Later, estrogen and androgen cause this tubercle to make
- The clitoris and labia in females and
- The penis and scrotum in males.
But in birds, due to the process of apoptosis, the clitoris also gets killed before being born!
Only a few female birds, such as cassowaries and red-billed buffalo weavers, develop organs resembling the clitoris.
Well, you can’t really call it a clitoris.
These birds have a “pseudo-penis” that helps push the sperm from their cloaca into the female.
However, this pseudo-penis is not actually a part of the reproduction system.
Some think that it’s only for pleasuring the female: the longer the penis, the more chances are that the female will choose it as a mate (cue penis jokes…)
Interestingly, females also have this same pseudo-penis. So you can either call them both pseudo-penises or pseudo-clitorises!
Frequently Asked Questions
How do birds release sperm?
Do male birds have privates?
Birds such as ducks and geese have corkscrew-like penises measuring up to 9 inches in length; they retract when not used.
Some male birds like geese, ducks, swans, and some large flightless birds have penises and use them for their pair bond.
Some birds do not have penises at all, such as chickens and quails.
Do birds have boners?
What animals mate for pleasure?
In the End
Bird penises are rare, and the 3% species of birds with them have interesting and unique organs.

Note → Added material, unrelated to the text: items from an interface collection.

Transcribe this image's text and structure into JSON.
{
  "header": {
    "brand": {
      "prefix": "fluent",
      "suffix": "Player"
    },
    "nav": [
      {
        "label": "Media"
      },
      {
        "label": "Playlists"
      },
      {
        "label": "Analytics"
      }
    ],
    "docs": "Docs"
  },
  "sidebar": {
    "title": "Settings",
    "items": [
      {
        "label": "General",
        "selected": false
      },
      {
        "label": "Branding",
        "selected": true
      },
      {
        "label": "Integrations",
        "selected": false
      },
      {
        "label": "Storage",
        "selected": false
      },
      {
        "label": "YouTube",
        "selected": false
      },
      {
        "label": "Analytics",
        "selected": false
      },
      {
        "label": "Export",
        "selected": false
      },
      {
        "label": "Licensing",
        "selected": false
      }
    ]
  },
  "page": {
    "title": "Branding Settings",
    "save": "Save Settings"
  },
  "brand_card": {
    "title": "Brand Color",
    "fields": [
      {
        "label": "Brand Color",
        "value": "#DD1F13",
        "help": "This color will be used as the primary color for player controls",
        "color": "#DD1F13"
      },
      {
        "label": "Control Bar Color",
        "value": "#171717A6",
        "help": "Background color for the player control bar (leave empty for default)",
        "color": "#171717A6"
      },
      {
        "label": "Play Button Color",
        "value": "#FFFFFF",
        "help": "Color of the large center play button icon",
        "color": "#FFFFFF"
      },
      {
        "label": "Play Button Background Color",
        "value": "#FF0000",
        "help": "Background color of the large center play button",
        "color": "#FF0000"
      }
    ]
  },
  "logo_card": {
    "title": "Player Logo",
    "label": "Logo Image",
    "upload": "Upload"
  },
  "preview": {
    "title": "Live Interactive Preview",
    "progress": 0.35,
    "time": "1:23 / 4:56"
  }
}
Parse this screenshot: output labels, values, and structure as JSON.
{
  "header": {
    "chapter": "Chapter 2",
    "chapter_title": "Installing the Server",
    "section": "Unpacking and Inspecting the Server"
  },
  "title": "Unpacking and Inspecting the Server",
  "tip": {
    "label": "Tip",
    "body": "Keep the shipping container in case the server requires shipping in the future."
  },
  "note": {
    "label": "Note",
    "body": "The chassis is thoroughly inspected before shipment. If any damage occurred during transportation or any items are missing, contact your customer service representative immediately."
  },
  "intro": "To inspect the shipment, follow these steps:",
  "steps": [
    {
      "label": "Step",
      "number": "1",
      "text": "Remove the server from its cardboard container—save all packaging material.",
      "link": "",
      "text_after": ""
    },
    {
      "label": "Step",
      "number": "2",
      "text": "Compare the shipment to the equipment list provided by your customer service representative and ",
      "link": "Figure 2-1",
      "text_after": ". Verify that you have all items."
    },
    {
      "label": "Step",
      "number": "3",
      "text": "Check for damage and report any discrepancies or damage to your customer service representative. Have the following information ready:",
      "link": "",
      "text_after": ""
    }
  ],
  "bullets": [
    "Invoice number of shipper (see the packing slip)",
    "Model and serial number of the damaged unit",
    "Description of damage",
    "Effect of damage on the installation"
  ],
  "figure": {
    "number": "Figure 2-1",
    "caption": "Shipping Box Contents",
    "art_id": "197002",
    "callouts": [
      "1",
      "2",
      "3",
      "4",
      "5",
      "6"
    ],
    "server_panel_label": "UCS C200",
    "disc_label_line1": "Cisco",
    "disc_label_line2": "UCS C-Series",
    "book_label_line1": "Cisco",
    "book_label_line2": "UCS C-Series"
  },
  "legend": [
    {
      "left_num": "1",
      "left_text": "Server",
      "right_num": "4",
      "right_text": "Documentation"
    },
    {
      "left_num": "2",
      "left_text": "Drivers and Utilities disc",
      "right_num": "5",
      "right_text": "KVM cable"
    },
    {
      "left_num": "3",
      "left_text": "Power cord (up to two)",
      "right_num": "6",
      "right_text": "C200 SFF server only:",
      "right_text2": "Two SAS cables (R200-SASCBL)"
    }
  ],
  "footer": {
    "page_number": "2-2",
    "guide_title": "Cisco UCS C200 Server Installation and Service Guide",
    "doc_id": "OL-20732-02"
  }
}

The vast majority of bird species have cloacas. But the fact that they don’t have penises helps us understand that evolution has shaped many unique features in all life on earth.